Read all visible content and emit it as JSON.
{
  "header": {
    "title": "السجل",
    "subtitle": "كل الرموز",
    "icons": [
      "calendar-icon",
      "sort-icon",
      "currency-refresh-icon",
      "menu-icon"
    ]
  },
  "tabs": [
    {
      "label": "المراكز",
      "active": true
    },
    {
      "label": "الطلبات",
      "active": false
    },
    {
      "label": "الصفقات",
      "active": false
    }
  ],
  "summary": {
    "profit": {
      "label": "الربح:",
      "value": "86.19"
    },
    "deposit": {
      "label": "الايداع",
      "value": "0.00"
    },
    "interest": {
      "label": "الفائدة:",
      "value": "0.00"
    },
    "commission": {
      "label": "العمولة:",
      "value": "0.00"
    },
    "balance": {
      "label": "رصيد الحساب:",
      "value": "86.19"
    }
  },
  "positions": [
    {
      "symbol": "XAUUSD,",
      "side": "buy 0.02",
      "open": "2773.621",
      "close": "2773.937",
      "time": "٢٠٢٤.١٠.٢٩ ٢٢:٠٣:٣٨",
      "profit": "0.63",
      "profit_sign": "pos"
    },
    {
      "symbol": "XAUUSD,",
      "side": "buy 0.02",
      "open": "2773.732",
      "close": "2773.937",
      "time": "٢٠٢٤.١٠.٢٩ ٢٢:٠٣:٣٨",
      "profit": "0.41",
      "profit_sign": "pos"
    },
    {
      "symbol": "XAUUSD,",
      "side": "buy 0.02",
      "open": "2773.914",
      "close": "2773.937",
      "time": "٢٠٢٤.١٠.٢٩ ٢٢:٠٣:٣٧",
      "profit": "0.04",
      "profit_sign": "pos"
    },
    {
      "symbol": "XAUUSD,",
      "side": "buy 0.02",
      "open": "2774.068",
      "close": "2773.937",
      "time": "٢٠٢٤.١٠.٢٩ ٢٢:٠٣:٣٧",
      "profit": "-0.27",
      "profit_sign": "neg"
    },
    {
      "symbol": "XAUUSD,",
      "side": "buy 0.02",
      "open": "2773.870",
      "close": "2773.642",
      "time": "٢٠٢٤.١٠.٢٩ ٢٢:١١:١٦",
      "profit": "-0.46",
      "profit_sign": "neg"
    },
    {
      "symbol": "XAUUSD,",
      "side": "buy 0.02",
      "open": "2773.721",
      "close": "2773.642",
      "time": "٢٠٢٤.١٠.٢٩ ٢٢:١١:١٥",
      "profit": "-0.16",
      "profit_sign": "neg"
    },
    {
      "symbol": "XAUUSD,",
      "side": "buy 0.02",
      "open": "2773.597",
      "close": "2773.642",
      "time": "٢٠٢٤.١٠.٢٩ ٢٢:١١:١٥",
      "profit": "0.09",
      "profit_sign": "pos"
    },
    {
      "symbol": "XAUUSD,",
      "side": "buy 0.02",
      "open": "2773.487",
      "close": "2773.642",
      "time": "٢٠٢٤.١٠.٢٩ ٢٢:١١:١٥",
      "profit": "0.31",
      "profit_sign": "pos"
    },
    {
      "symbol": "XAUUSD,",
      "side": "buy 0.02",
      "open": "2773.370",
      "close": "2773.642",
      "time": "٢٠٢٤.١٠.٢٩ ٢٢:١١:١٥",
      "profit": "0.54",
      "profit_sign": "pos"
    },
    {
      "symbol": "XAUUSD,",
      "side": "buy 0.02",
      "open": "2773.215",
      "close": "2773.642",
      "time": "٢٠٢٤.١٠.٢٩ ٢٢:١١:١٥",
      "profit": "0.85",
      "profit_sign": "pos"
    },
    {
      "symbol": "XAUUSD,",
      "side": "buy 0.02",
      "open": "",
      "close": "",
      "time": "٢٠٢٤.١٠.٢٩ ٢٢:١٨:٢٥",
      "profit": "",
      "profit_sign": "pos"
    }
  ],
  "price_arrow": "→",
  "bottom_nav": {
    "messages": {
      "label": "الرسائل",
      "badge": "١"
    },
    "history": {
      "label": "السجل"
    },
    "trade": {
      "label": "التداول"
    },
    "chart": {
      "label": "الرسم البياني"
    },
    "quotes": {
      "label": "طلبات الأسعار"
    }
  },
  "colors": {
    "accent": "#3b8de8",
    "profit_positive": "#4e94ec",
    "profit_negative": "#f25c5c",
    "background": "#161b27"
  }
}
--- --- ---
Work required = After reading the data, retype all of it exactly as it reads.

Solution for this problem =
Read all visible content and emit it as JSON.
{
  "header": {
    "title": "السجل",
    "subtitle": "كل الرموز",
    "icons": [
      "calendar-icon",
      "sort-icon",
      "currency-refresh-icon",
      "menu-icon"
    ]
  },
  "tabs": [
    {
      "label": "المراكز",
      "active": true
    },
    {
      "label": "الطلبات",
      "active": false
    },
    {
      "label": "الصفقات",
      "active": false
    }
  ],
  "summary": {
    "profit": {
      "label": "الربح:",
      "value": "86.19"
    },
    "deposit": {
      "label": "الايداع",
      "value": "0.00"
    },
    "interest": {
      "label": "الفائدة:",
      "value": "0.00"
    },
    "commission": {
      "label": "العمولة:",
      "value": "0.00"
    },
    "balance": {
      "label": "رصيد الحساب:",
      "value": "86.19"
    }
  },
  "positions": [
    {
      "symbol": "XAUUSD,",
      "side": "buy 0.02",
      "open": "2773.621",
      "close": "2773.937",
      "time": "٢٠٢٤.١٠.٢٩ ٢٢:٠٣:٣٨",
      "profit": "0.63",
      "profit_sign": "pos"
    },
    {
      "symbol": "XAUUSD,",
      "side": "buy 0.02",
      "open": "2773.732",
      "close": "2773.937",
      "time": "٢٠٢٤.١٠.٢٩ ٢٢:٠٣:٣٨",
      "profit": "0.41",
      "profit_sign": "pos"
    },
    {
      "symbol": "XAUUSD,",
      "side": "buy 0.02",
      "open": "2773.914",
      "close": "2773.937",
      "time": "٢٠٢٤.١٠.٢٩ ٢٢:٠٣:٣٧",
      "profit": "0.04",
      "profit_sign": "pos"
    },
    {
      "symbol": "XAUUSD,",
      "side": "buy 0.02",
      "open": "2774.068",
      "close": "2773.937",
      "time": "٢٠٢٤.١٠.٢٩ ٢٢:٠٣:٣٧",
      "profit": "-0.27",
      "profit_sign": "neg"
    },
    {
      "symbol": "XAUUSD,",
      "side": "buy 0.02",
      "open": "2773.870",
      "close": "2773.642",
      "time": "٢٠٢٤.١٠.٢٩ ٢٢:١١:١٦",
      "profit": "-0.46",
      "profit_sign": "neg"
    },
    {
      "symbol": "XAUUSD,",
      "side": "buy 0.02",
      "open": "2773.721",
      "close": "2773.642",
      "time": "٢٠٢٤.١٠.٢٩ ٢٢:١١:١٥",
      "profit": "-0.16",
      "profit_sign": "neg"
    },
    {
      "symbol": "XAUUSD,",
      "side": "buy 0.02",
      "open": "2773.597",
      "close": "2773.642",
      "time": "٢٠٢٤.١٠.٢٩ ٢٢:١١:١٥",
      "profit": "0.09",
      "profit_sign": "pos"
    },
    {
      "symbol": "XAUUSD,",
      "side": "buy 0.02",
      "open": "2773.487",
      "close": "2773.642",
      "time": "٢٠٢٤.١٠.٢٩ ٢٢:١١:١٥",
      "profit": "0.31",
      "profit_sign": "pos"
    },
    {
      "symbol": "XAUUSD,",
      "side": "buy 0.02",
      "open": "2773.370",
      "close": "2773.642",
      "time": "٢٠٢٤.١٠.٢٩ ٢٢:١١:١٥",
      "profit": "0.54",
      "profit_sign": "pos"
    },
    {
      "symbol": "XAUUSD,",
      "side": "buy 0.02",
      "open": "2773.215",
      "close": "2773.642",
      "time": "٢٠٢٤.١٠.٢٩ ٢٢:١١:١٥",
      "profit": "0.85",
      "profit_sign": "pos"
    },
    {
      "symbol": "XAUUSD,",
      "side": "buy 0.02",
      "open": "",
      "close": "",
      "time": "٢٠٢٤.١٠.٢٩ ٢٢:١٨:٢٥",
      "profit": "",
      "profit_sign": "pos"
    }
  ],
  "price_arrow": "→",
  "bottom_nav": {
    "messages": {
      "label": "الرسائل",
      "badge": "١"
    },
    "history": {
      "label": "السجل"
    },
    "trade": {
      "label": "التداول"
    },
    "chart": {
      "label": "الرسم البياني"
    },
    "quotes": {
      "label": "طلبات الأسعار"
    }
  },
  "colors": {
    "accent": "#3b8de8",
    "profit_positive": "#4e94ec",
    "profit_negative": "#f25c5c",
    "background": "#161b27"
  }
}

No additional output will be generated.